Effective collaboration and communication are essential for successful threat hunting. TheHive and MISP provide a centralized platform for security teams to collaborate and share information, enabling team members to work together efficiently and effectively. By sharing information and insights, teams can better identify potential threats and develop more effective response plans. It’s also important to communicate the results of threat hunting operations to other stakeholders within the organization, such as IT or executive teams, to ensure that everyone is aware of the security risks and the steps being taken to address them.
Regularly Review and Evaluate
Threat hunting programs should be regularly reviewed and evaluated to ensure that they remain aligned with the organization’s security goals. By reviewing and analyzing the data gathered during threat hunting operations, security teams can identify areas for improvement and adjust their processes accordingly. Regular evaluations can also help teams identify trends or patterns in the data that may indicate new or emerging threats that require further investigation.
Threat hunting with TheHive, Cortex, and MISP is a comprehensive and effective approach to cybersecurity. By leveraging these powerful platforms, security teams can automate threat intelligence and response processes, collaborate effectively, and stay ahead of emerging threats.
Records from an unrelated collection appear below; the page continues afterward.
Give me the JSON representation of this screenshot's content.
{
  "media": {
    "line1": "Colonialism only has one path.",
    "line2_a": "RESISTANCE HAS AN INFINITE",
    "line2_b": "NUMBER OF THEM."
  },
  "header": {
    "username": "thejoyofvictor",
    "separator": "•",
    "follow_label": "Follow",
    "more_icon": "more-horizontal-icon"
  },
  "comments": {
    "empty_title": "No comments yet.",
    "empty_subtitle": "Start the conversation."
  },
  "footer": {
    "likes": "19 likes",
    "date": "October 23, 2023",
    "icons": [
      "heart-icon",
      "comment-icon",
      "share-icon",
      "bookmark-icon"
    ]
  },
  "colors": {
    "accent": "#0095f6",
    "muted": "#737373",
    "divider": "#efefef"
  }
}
To be successful, organizations must establish clear objectives, collect and analyze comprehensive data, automate where possible, collaborate and communicate effectively, and regularly review and evaluate their threat hunting programs. By following these best practices, organizations can enhance their threat hunting capabilities and keep their networks and infrastructure secure.
In summary, TheHive, Cortex, and MISP provide a powerful combination of tools that enable organizations to conduct comprehensive threat hunting operations. By following a structured and systematic approach, security teams can leverage these platforms to collect, analyze, and prioritize threat intelligence data, investigate and respond to potential threats, and continuously improve their threat hunting capabilities. With the increasing complexity and sophistication of cyber threats, it’s critical for organizations to adopt a proactive and comprehensive approach to cybersecurity, and threat hunting with TheHive, Cortex, and MISP is an essential component of this strategy.
Original Source: https://www.linkedin.com/pulse/threat-hunting-thehive-cortex-misp-comprehensive-guide-groeneveld/?trackingId=UtUa0o4AQKeV22RzBgNb1Q%3D%3D